**What is expected:** Copy the result of filtering the entries below for lines that include the string "Lagerorte".
■ ■ ■ ■
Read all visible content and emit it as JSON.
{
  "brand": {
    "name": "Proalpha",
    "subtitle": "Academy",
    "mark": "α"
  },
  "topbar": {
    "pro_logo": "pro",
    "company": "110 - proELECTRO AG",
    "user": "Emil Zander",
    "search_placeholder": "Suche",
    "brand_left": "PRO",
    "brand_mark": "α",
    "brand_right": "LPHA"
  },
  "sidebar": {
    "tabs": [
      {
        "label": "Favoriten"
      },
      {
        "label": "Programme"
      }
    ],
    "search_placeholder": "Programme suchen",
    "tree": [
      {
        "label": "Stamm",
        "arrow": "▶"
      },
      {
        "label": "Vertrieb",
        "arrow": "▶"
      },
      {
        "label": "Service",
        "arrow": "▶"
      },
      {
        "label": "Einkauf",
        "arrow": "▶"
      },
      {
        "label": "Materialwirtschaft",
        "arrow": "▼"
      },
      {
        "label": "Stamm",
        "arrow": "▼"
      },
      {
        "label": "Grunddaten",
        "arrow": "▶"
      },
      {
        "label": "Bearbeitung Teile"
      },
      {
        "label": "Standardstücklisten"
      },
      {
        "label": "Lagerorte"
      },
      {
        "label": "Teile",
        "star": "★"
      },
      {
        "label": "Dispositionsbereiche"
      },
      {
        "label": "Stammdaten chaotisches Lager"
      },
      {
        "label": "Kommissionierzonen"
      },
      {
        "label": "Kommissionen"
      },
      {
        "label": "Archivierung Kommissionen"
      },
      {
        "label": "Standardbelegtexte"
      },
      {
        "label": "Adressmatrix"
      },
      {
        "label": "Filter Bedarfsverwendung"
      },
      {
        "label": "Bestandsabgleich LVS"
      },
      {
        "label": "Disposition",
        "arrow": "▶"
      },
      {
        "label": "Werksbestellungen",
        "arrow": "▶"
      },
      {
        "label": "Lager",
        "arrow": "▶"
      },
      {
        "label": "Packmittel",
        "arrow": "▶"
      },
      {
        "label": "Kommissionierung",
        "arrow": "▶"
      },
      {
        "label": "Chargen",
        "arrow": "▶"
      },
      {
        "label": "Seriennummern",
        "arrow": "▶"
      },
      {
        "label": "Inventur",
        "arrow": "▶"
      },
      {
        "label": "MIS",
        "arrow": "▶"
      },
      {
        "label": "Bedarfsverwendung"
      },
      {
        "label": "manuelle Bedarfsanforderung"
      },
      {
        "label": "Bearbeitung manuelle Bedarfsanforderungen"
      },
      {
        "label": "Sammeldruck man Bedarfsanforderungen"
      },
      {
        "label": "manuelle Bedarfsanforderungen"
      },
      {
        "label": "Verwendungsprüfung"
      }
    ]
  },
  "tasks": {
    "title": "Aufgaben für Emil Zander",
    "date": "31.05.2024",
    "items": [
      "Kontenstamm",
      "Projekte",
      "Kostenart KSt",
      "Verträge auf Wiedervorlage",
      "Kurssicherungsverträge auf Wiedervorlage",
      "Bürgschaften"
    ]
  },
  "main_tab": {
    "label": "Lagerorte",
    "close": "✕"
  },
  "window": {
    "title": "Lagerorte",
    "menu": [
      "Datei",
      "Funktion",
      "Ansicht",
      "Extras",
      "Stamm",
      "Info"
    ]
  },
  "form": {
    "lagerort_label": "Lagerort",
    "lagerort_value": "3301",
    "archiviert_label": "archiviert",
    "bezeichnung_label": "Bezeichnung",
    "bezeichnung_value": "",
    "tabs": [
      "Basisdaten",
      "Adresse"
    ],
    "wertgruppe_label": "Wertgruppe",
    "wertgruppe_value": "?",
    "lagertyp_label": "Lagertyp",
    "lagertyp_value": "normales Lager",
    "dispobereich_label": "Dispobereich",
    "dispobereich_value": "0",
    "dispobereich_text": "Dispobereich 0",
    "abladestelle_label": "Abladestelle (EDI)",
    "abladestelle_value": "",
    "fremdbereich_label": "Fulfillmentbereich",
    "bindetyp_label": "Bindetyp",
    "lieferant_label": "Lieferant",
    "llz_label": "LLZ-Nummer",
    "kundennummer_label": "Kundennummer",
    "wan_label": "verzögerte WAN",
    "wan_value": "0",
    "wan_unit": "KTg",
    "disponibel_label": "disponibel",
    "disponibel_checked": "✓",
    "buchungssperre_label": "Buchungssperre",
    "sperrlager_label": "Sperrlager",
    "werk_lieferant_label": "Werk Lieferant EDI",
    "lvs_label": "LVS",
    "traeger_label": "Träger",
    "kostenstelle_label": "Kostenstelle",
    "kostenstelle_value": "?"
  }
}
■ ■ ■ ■
**Output for this task:**
        "label": "Lagerorte"
    "label": "Lagerorte",
    "title": "Lagerorte",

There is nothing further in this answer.